Celebrating 50 Years of The Smoot

guest post by Dave Schumaker

Celebrating 50 Years of the Smoot

This weekend kicks off a rather obscure and esoteric anniversary celebration on the campus of MIT, honoring 50 years of the Smoot. Some of you might ask, what exactly is a Smoot?

On a cold October night in 1958, members of the Lambda Chi Alpha fraternity on the campus of MIT decided to welcome their shortest new pledge by using him to measure the entire length of the Harvard Bridge, spanning the Charles River between Boston and Cambridge. Oliver Smoot was the unfortunate choice for this project.

A few hours later, and after having to get up and lay down 365 times, they finally determined the length of the bridge (and coined a new unit in the process): 364.4 smoots plus or minus an ear. And thus, the smoot was engrained into the lexicon of nerds everywhere.

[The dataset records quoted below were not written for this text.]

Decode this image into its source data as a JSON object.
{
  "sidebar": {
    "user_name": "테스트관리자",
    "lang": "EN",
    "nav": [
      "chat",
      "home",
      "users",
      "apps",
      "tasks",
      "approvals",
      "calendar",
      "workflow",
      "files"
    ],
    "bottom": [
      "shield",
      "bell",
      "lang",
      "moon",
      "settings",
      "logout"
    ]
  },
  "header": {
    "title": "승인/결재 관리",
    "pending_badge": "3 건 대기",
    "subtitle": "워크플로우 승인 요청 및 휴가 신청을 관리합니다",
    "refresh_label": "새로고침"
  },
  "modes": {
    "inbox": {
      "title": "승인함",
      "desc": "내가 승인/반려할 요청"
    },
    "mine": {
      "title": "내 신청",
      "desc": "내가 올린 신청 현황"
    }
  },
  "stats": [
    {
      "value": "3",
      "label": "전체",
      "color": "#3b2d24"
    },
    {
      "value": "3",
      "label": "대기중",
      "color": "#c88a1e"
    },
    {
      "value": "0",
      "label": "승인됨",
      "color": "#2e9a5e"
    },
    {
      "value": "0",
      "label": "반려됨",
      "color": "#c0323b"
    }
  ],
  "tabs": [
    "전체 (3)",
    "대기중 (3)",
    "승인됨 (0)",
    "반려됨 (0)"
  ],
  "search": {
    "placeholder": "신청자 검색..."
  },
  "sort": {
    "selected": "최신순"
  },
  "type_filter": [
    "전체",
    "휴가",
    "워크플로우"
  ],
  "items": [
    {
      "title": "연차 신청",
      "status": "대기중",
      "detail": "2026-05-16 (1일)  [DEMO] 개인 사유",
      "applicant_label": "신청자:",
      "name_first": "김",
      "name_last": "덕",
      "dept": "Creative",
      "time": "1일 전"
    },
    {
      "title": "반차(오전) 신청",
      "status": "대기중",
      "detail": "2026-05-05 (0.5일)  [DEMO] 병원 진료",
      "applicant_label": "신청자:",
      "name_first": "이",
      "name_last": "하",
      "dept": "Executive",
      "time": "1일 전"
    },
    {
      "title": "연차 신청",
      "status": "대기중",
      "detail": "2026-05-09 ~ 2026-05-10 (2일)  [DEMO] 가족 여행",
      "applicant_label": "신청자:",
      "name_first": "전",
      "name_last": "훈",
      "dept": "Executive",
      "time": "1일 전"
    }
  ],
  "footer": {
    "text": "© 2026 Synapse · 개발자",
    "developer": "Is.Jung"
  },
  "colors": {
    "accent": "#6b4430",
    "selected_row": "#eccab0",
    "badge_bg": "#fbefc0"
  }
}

Interestingly enough, Oliver Smoot would eventually go on to become the former chairman of American National Standards Institute and former president of the International Organization for Standardization.

Google’s unit converter even recognizes this non-standard unit (1 smoot = 67 inches). The distance from San Francisco to Boston is over 2.9 million smoots (3,099 miles).

via Physorg and MIT

photo via MIT Museum